Any randomly selected sub-sample will have a covariance matrix that is "pretty close" to the population covariance matrix. They will only differ due to sampling variability.

What do I mean by "pretty close"? I mean that the sampling variability of the covariance matrix is not large. A popular result from undergraduate statistics is that the sampling distribution of the mean has a mean of mu and a variance of v/N where mu is the population mean, v is the population variance, and N is the sample size. Similarly, the sampling distribution of the variance has a mean of v and a variance of 2

vv/(N-1). If 2*v/(N-1) is less than 1.0 then the variance of the sampling distribution of the variance is smaller than the population variance. There are similar results for multiple variables.The take-home message is that the sample covariance matrix from a random sample is almost always close enough to the population covariance matrix. You have a population covariance matrix, so take any random sample and the covariance should be sufficiently close to the population covariance.

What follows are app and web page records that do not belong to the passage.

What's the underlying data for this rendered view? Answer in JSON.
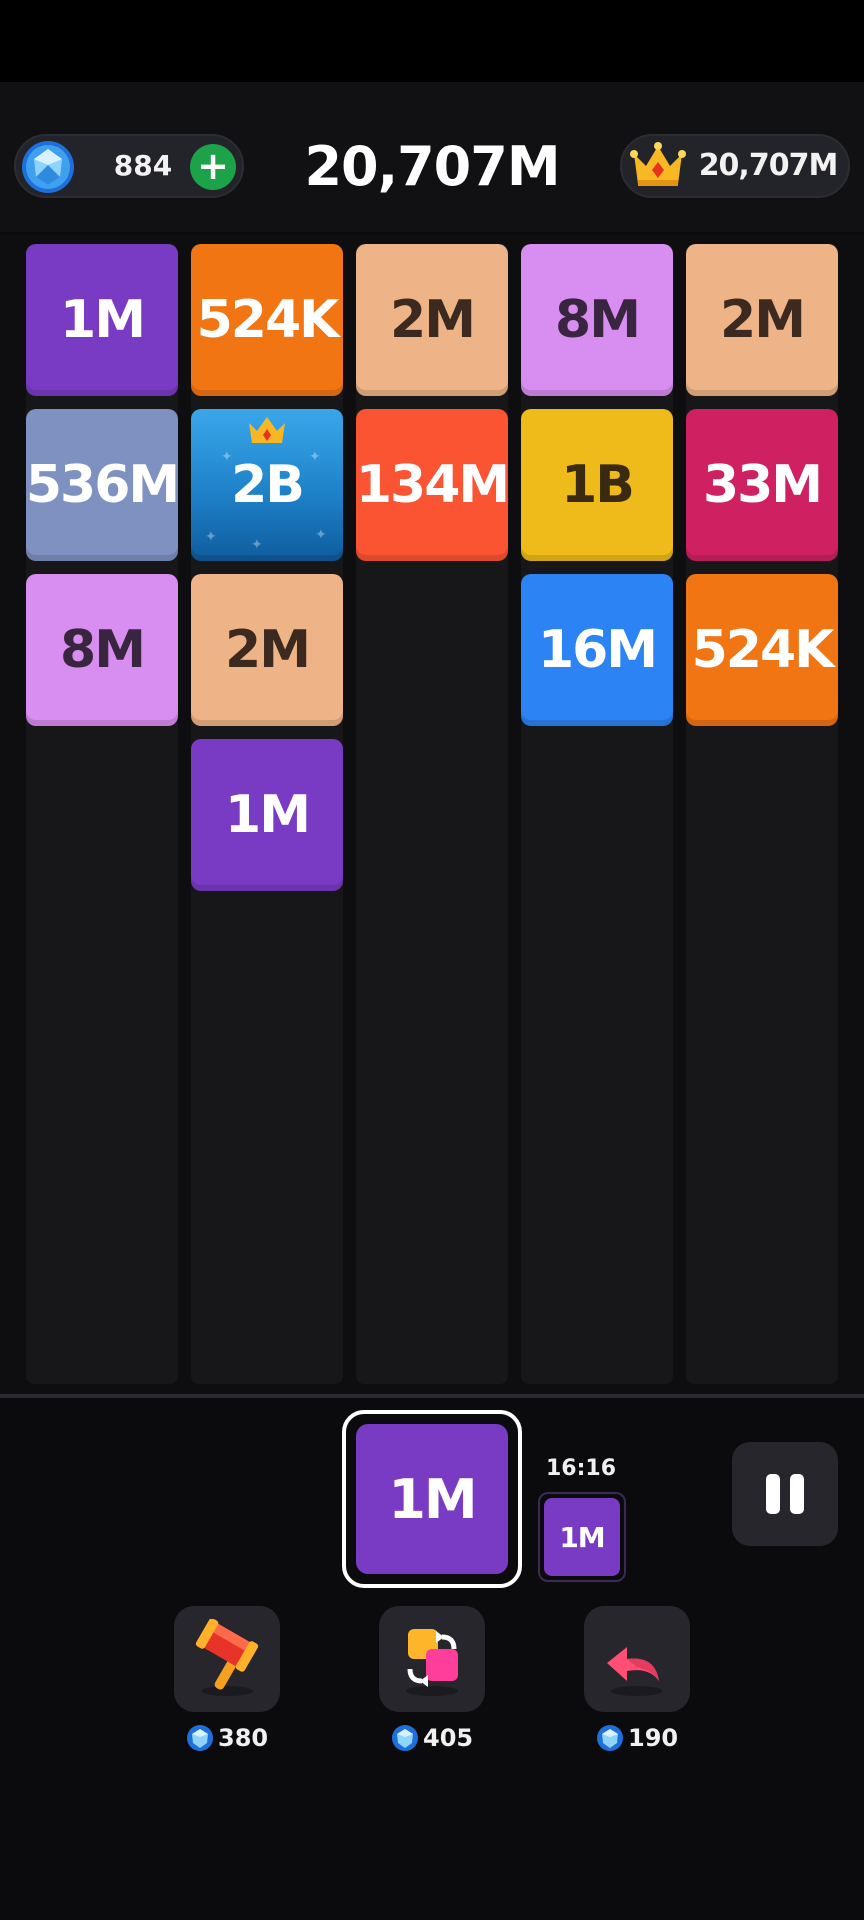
{
  "header": {
    "gems": "884",
    "add_label": "+",
    "score": "20,707M",
    "best_score": "20,707M"
  },
  "board": {
    "columns": [
      [
        {
          "label": "1M",
          "bg": "#7a3bc4",
          "fg": "#ffffff"
        },
        {
          "label": "536M",
          "bg": "#7f91c1",
          "fg": "#ffffff"
        },
        {
          "label": "8M",
          "bg": "#d88ef0",
          "fg": "#3a2540"
        }
      ],
      [
        {
          "label": "524K",
          "bg": "#f27514",
          "fg": "#ffffff"
        },
        {
          "label": "2B",
          "bg": "#1f82c9",
          "fg": "#ffffff",
          "special": "crown"
        },
        {
          "label": "2M",
          "bg": "#eeb386",
          "fg": "#3c2a20"
        },
        {
          "label": "1M",
          "bg": "#7a3bc4",
          "fg": "#ffffff"
        }
      ],
      [
        {
          "label": "2M",
          "bg": "#eeb386",
          "fg": "#3c2a20"
        },
        {
          "label": "134M",
          "bg": "#fb5433",
          "fg": "#ffffff"
        }
      ],
      [
        {
          "label": "8M",
          "bg": "#d88ef0",
          "fg": "#3a2540"
        },
        {
          "label": "1B",
          "bg": "#eebb1a",
          "fg": "#3a2a10"
        },
        {
          "label": "16M",
          "bg": "#2c83f3",
          "fg": "#ffffff"
        }
      ],
      [
        {
          "label": "2M",
          "bg": "#eeb386",
          "fg": "#3c2a20"
        },
        {
          "label": "33M",
          "bg": "#cf2162",
          "fg": "#ffffff"
        },
        {
          "label": "524K",
          "bg": "#f27514",
          "fg": "#ffffff"
        }
      ]
    ]
  },
  "current_tile": {
    "label": "1M",
    "bg": "#7a3bc4"
  },
  "next_tile": {
    "label": "1M",
    "bg": "#7a3bc4",
    "timer": "16:16"
  },
  "powerups": [
    {
      "name": "hammer",
      "icon": "hammer-icon",
      "cost": "380"
    },
    {
      "name": "swap",
      "icon": "swap-icon",
      "cost": "405"
    },
    {
      "name": "undo",
      "icon": "undo-icon",
      "cost": "190"
    }
  ]
}
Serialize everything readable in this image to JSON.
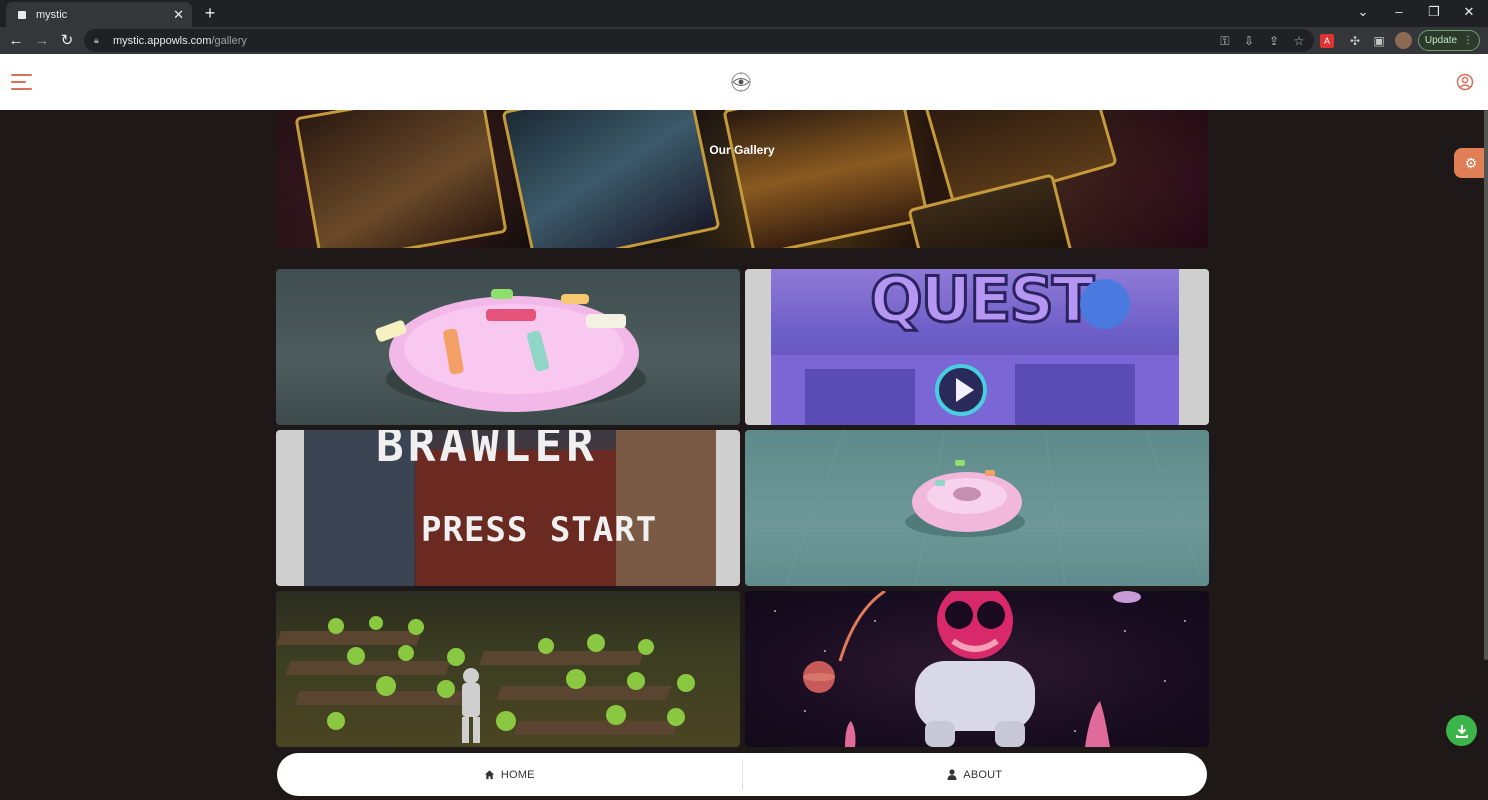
{
  "browser": {
    "tab_title": "mystic",
    "url_host": "mystic.appowls.com",
    "url_path": "/gallery",
    "update_label": "Update"
  },
  "site": {
    "hero_title": "Our Gallery"
  },
  "gallery": {
    "items": [
      {
        "name": "pink-donut-render"
      },
      {
        "name": "quest-game-title"
      },
      {
        "name": "brawler-press-start"
      },
      {
        "name": "donut-on-grid"
      },
      {
        "name": "garden-robot-scene"
      },
      {
        "name": "astronaut-space"
      }
    ],
    "image_text": {
      "quest_word": "QUEST",
      "brawler_word": "BRAWLER",
      "press_start": "PRESS START"
    }
  },
  "bottom_nav": {
    "home_label": "HOME",
    "about_label": "ABOUT"
  },
  "colors": {
    "accent": "#d9705a",
    "settings_tab": "#e07f55",
    "download_fab": "#3bb54a",
    "page_bg": "#1f1819"
  },
  "icons": {
    "menu": "hamburger-icon",
    "logo": "eye-logo-icon",
    "user": "user-circle-icon",
    "settings": "gear-icon",
    "download": "download-icon",
    "home": "home-icon",
    "about": "user-icon"
  }
}
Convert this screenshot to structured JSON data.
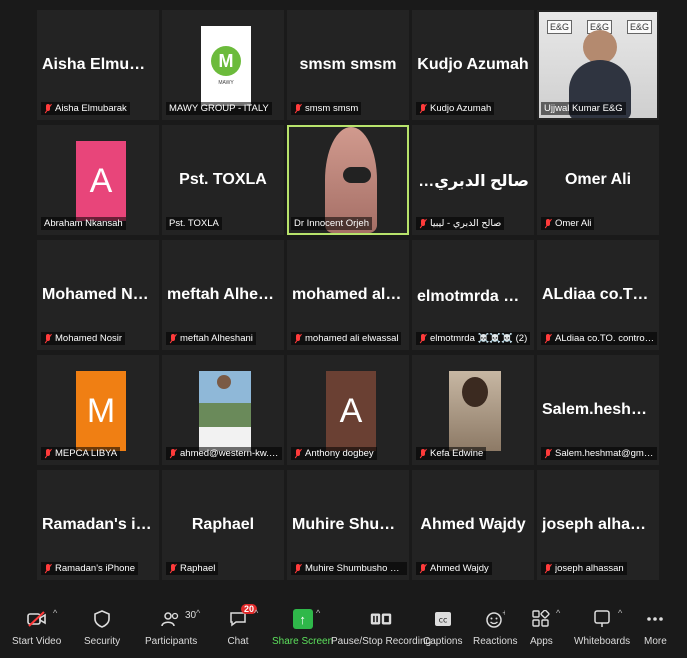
{
  "participants": [
    {
      "big": "Aisha Elmubarak",
      "name": "Aisha Elmubarak"
    },
    {
      "big": "",
      "name": "MAWY GROUP - ITALY",
      "logo_text": "M",
      "logo_sub": "MAWY"
    },
    {
      "big": "smsm smsm",
      "name": "smsm smsm"
    },
    {
      "big": "Kudjo Azumah",
      "name": "Kudjo Azumah"
    },
    {
      "big": "",
      "name": "Ujjwal Kumar E&G",
      "logo_tag": "E&G"
    },
    {
      "big": "",
      "name": "Abraham Nkansah",
      "letter": "A",
      "color": "#e8457a"
    },
    {
      "big": "Pst. TOXLA",
      "name": "Pst. TOXLA"
    },
    {
      "big": "",
      "name": "Dr Innocent Orjeh"
    },
    {
      "big": "صالح الدبري - ليبيا",
      "name": "صالح الدبري - ليبيا"
    },
    {
      "big": "Omer Ali",
      "name": "Omer Ali"
    },
    {
      "big": "Mohamed Nosir",
      "name": "Mohamed Nosir"
    },
    {
      "big": "meftah Alheshani",
      "name": "meftah Alheshani"
    },
    {
      "big": "mohamed ali el...",
      "name": "mohamed ali elwassal"
    },
    {
      "big": "elmotmrda ☠️�",
      "name": "elmotmrda ☠️☠️☠️ (2)"
    },
    {
      "big": "ALdiaa co.TO. c...",
      "name": "ALdiaa co.TO. control types ..."
    },
    {
      "big": "",
      "name": "MEPCA LIBYA",
      "letter": "M",
      "color": "#f07f13"
    },
    {
      "big": "",
      "name": "ahmed@western-kw.com"
    },
    {
      "big": "",
      "name": "Anthony dogbey",
      "letter": "A",
      "color": "#6a4033"
    },
    {
      "big": "",
      "name": "Kefa Edwine"
    },
    {
      "big": "Salem.heshmat...",
      "name": "Salem.heshmat@gmail.com"
    },
    {
      "big": "Ramadan's iPho...",
      "name": "Ramadan's iPhone"
    },
    {
      "big": "Raphael",
      "name": "Raphael"
    },
    {
      "big": "Muhire Shumb...",
      "name": "Muhire Shumbusho Christian"
    },
    {
      "big": "Ahmed Wajdy",
      "name": "Ahmed Wajdy"
    },
    {
      "big": "joseph alhassan",
      "name": "joseph alhassan"
    }
  ],
  "toolbar": {
    "start_video": "Start Video",
    "security": "Security",
    "participants": "Participants",
    "participants_count": "30",
    "chat": "Chat",
    "chat_badge": "20",
    "share_screen": "Share Screen",
    "pause_recording": "Pause/Stop Recording",
    "captions": "Captions",
    "reactions": "Reactions",
    "apps": "Apps",
    "whiteboards": "Whiteboards",
    "more": "More"
  },
  "colors": {
    "active_speaker_border": "#b7e26b",
    "share_green": "#2fb84a",
    "muted_red": "#ff3b3b",
    "badge_red": "#e02828"
  },
  "icons": {
    "muted": "mic-off-icon",
    "video_off": "video-off-icon",
    "security": "shield-icon",
    "participants": "people-icon",
    "chat": "chat-bubble-icon",
    "share": "share-arrow-icon",
    "recording": "pause-stop-icon",
    "captions": "cc-icon",
    "reactions": "emoji-icon",
    "apps": "apps-icon",
    "whiteboards": "whiteboard-icon",
    "more": "more-dots-icon"
  }
}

I agree with the statistical remarks made by mhunter. However, not all random samples of 100 will have a covariance matrix close to that of the whole sample. Some will be quite different. One could in principle keep randomly sampling and measure the distance from the whole sample covariance matrix, and keep track of the best set. There are many possibilities (some 4.12913262e+220) so this could take some time if systematically attempted.

It would be possible to simulate data consistent with the population covariance matrix, using mvrnorm() and empirical=TRUE.

However, such efforts beg the question of why one would want to do this. At the end of the day, for covariance matrix model fitting, simply changing the sample size would do exactly what is desired.

Thanks for your answer.